Everyone remembers his number of wins. The one with highest number of wins is considered as current best. From time to time, pick up current best and battle it to globally best one in Bo100 or Bo1000 match.
It's quite weird algorithm. I was going to research some literature, do some math, and implement something really good. But I didn't. This algorithm was used till the end.
At that time game rules were updated and SKIP move was added. When I first saw it's announcement, I was hoping it would be something like STASH action in Battle 2P. But it was just plain skip. Skipped tetrimino was simply destroyed. Much less cool than stash, but still better than nothing.
T-spins occured very rarely in my bot's games, only when needed conditions emerged randomly. So I've taught it to recognise two patterns:
* When board is ready to T-spin, you only need to wait for T piece - T-spin pattern
* When board is almost ready (formal description isn't very interesting) - semi-T-spin pattern
The bot often made suicidal moves, when it was obvious that opponent is going to send a huge pile of garbage. I started to calculate how many garbage can opponent send on this move. For that, I run calculation for his best move, supposing he maximizes score and ignores all other parameters.
And finally, the last major improvement.
Before, I searched two moves ahead. One more move required processing all seven possible tetriminoes, not just one. I tried it in straightforward manner and it worked way too slow. So I first evaluated moves with depth 2, sorted them, and run expectimax search with depth 3 for the best 5 moves.
It was implemented in Decempber. Since then I didn't make any significant changes, only minor constants tweaks. The final version was submitted February 5.
Then I got tired and couldn't make myself to code any more.
Lockdown start date was May 15. I still had some ideas for improvement. Maybe some of them combined could make my bot stronger, possibly even make it top1 again. I just needed some coding in last couple of days, but... There was a video game, the release of which I have been waiting for a long time. And it was released May 13. My hopes on winning were Doomed...
Repository with final source code:
- Created Sunday, May 29th 2016 @ 20:32:53
Your enthousiasm for TheAIGames.com sounds familiar to me. I had the same feeling when the first Warlight competition was anounced. I had made two or three different bots for Risk (or Warlight) before that, but having a bot competition for it is so much more fun. And it results in a much more sophisticated bot as well.
- Created Sunday, May 29th 2016 @ 20:51:58
Good job and a good write up. We already know that majority of top bots have very similar evaluation. So all they are similar in a sense.
- Created Sunday, May 29th 2016 @ 21:04:22
Thanks for sharing this. Congrats on #2.
- Updated Sunday, May 29th 2016 @ 21:14:42
Wow nice, thanks for the writeup. Yeah I also wonder what would have emerged if the mechanic was stash instead of skip. I've played TetrisFriends a lot too; I played the Arena mode a lot and that contributed to my excitement for this competition haha.
- Created Sunday, May 29th 2016 @ 23:09:03
Thanks for sharing. It was fun to read. :)
- Created Monday, May 30th 2016 @ 14:31:30
Great work, Hohol!
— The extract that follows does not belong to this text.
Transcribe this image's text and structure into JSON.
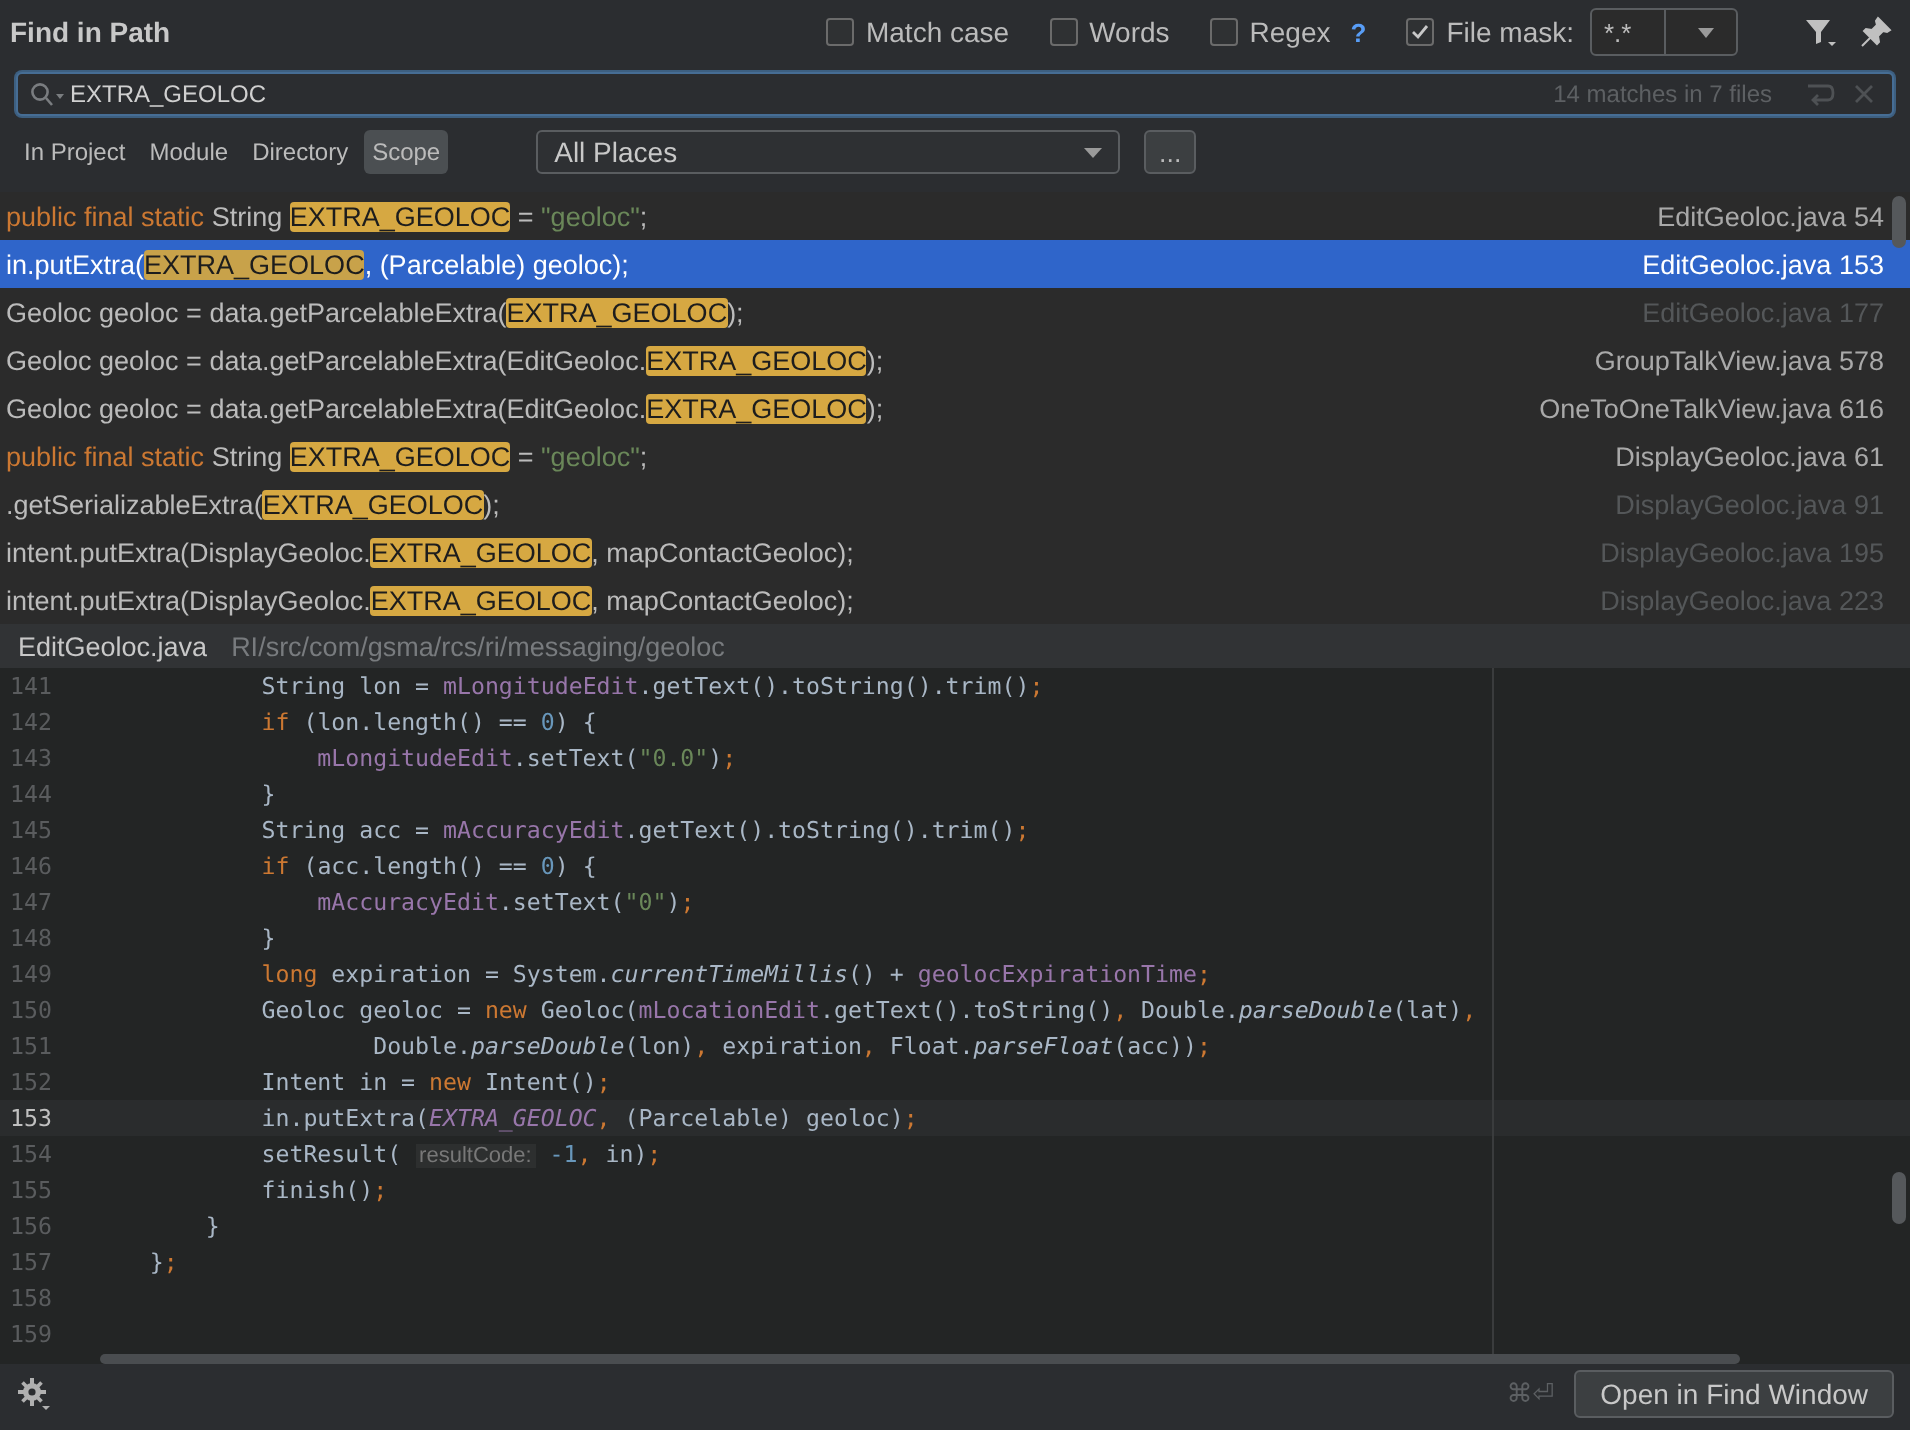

Congrats with second place! Would you like to publish this article in russian?) Maybe on habrahabr? Many people interested in programming and in IT would be appreciated.
- Created Monday, May 30th 2016 @ 21:33:51
Thanks for sharing your thoughts, it is truly awesome.